#### DATA TO USE ####
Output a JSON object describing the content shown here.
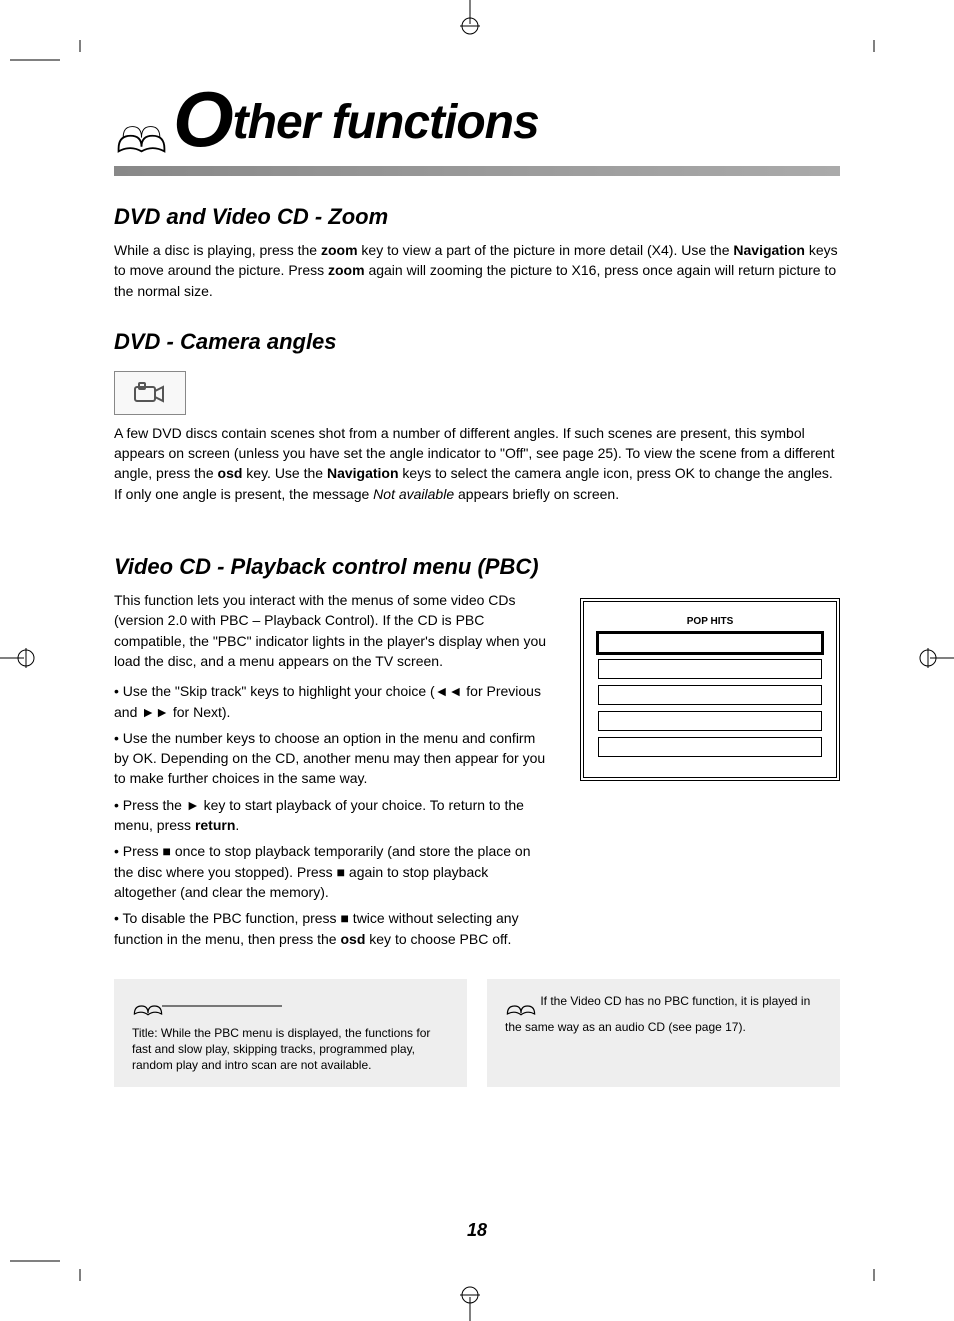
{
  "chapter_title_rest": "ther functions",
  "sections": {
    "zoom": {
      "heading": "DVD and Video CD - Zoom",
      "text_1a": "While a disc is playing, press the ",
      "key_zoom": "zoom",
      "text_1b": " key to view a part of the picture in more detail (X4). Use the ",
      "key_nav": "Navigation",
      "text_1c": " keys to move around the picture. Press ",
      "text_1d": " again will zooming the picture to X16, press once again will return picture to the normal size."
    },
    "angles": {
      "heading": "DVD - Camera angles",
      "p1a": "A few DVD discs contain scenes shot from a number of different angles. If such scenes are present, this symbol appears on screen (unless you have set the angle indicator to \"Off\", see page 25). To view the scene from a different angle, press the ",
      "key_osd": "osd",
      "text_osd_suffix": " key. Use the ",
      "key_nav": "Navigation",
      "text_1c": " keys to select the camera angle icon, press OK to change the angles. If only one angle is present, the message ",
      "not_avail": "Not available",
      "text_1d": " appears briefly on screen."
    },
    "pbc": {
      "heading": "Video CD - Playback control menu (PBC)",
      "intro": "This function lets you interact with the menus of some video CDs (version 2.0 with PBC – Playback Control). If the CD is PBC compatible, the \"PBC\" indicator lights in the player's display when you load the disc, and a menu appears on the TV screen.",
      "b1_a": "Use the \"Skip track\" keys to highlight your choice (",
      "b1_b": " for Previous and ",
      "b1_c": " for Next).",
      "b2": "Use the number keys to choose an option in the menu and confirm by OK. Depending on the CD, another menu may then appear for you to make further choices in the same way.",
      "b3_a": "Press the ",
      "b3_b": " key to start playback of your choice. To return to the menu, press ",
      "key_return": "return",
      "b3_c": ".",
      "b4_a": "Press ",
      "b4_b": " once to stop playback temporarily (and store the place on the disc where you stopped). Press ",
      "b4_c": " again to stop playback altogether (and clear the memory).",
      "b5_a": "To disable the PBC function, press ",
      "b5_b": " twice without selecting any function in the menu, then press the ",
      "b5_c": " key to choose PBC off.",
      "menu": {
        "title": "POP HITS",
        "rows": [
          "",
          "",
          "",
          "",
          ""
        ],
        "footer": ""
      },
      "note1": "Title: While the PBC menu is displayed, the functions for fast and slow play, skipping tracks, programmed play, random play and intro scan are not available.",
      "note2": "If the Video CD has no PBC function, it is played in the same way as an audio CD (see page 17)."
    }
  },
  "page_number": "18"
}
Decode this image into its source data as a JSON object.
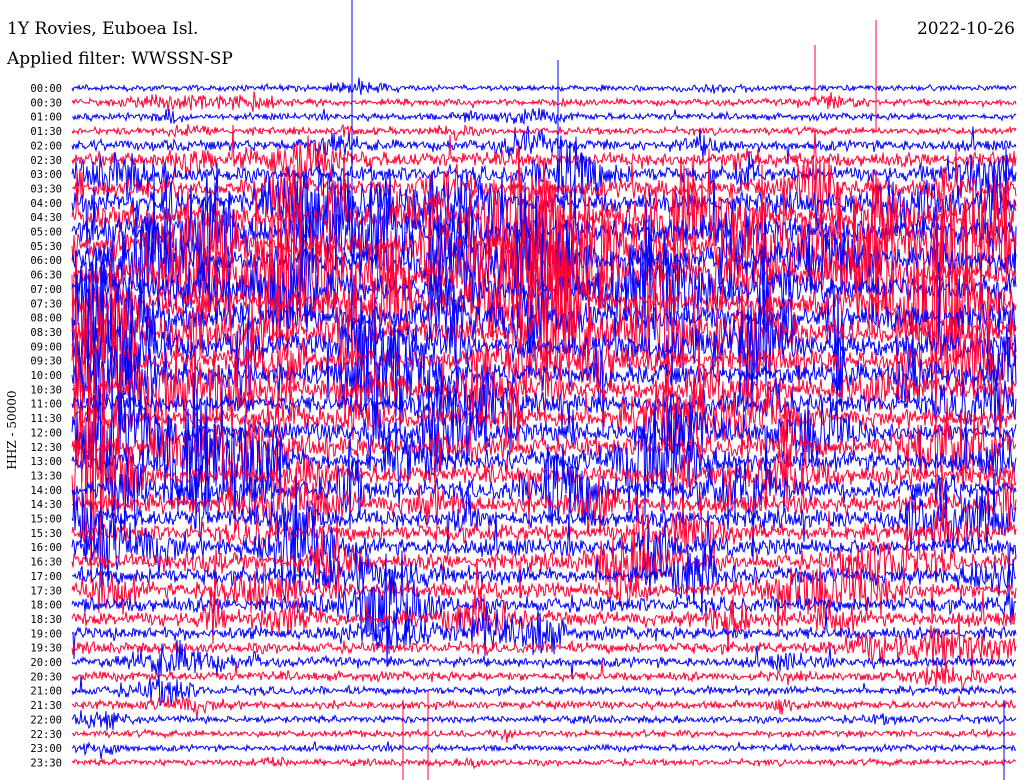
{
  "header": {
    "station": "1Y Rovies, Euboea Isl.",
    "filter": "Applied filter: WWSSN-SP",
    "date": "2022-10-26"
  },
  "chart_data": {
    "type": "line",
    "title": "1Y Rovies, Euboea Isl.",
    "subtitle": "Applied filter: WWSSN-SP",
    "ylabel": "HHZ - 50000",
    "xlabel": "",
    "row_labels": [
      "00:00",
      "00:30",
      "01:00",
      "01:30",
      "02:00",
      "02:30",
      "03:00",
      "03:30",
      "04:00",
      "04:30",
      "05:00",
      "05:30",
      "06:00",
      "06:30",
      "07:00",
      "07:30",
      "08:00",
      "08:30",
      "09:00",
      "09:30",
      "10:00",
      "10:30",
      "11:00",
      "11:30",
      "12:00",
      "12:30",
      "13:00",
      "13:30",
      "14:00",
      "14:30",
      "15:00",
      "15:30",
      "16:00",
      "16:30",
      "17:00",
      "17:30",
      "18:00",
      "18:30",
      "19:00",
      "19:30",
      "20:00",
      "20:30",
      "21:00",
      "21:30",
      "22:00",
      "22:30",
      "23:00",
      "23:30"
    ],
    "amplitude_level": [
      0.25,
      0.35,
      0.35,
      0.4,
      0.8,
      1.2,
      1.3,
      1.6,
      1.9,
      2.3,
      2.5,
      2.6,
      2.6,
      2.6,
      2.6,
      2.6,
      2.5,
      2.3,
      2.2,
      2.1,
      2.0,
      1.9,
      1.8,
      1.8,
      1.8,
      1.8,
      1.8,
      1.7,
      1.7,
      1.6,
      1.6,
      1.5,
      1.5,
      1.4,
      1.4,
      1.3,
      1.3,
      1.2,
      1.0,
      0.8,
      0.7,
      0.6,
      0.5,
      0.45,
      0.4,
      0.35,
      0.3,
      0.3
    ],
    "colors": [
      "#0000ff",
      "#ff0033"
    ],
    "grid": false
  }
}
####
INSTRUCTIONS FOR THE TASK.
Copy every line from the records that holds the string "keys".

RESPONSE TO THIS EXERCISE.
      "text_1c": " keys to move around the picture. Press ",
      "text_1c": " keys to select the camera angle icon, press OK to change the angles. If only one angle is present, the message ",
      "b1_a": "Use the \"Skip track\" keys to highlight your choice (",
      "b2": "Use the number keys to choose an option in the menu and confirm by OK. Depending on the CD, another menu may then appear for you to make further choices in the same way.",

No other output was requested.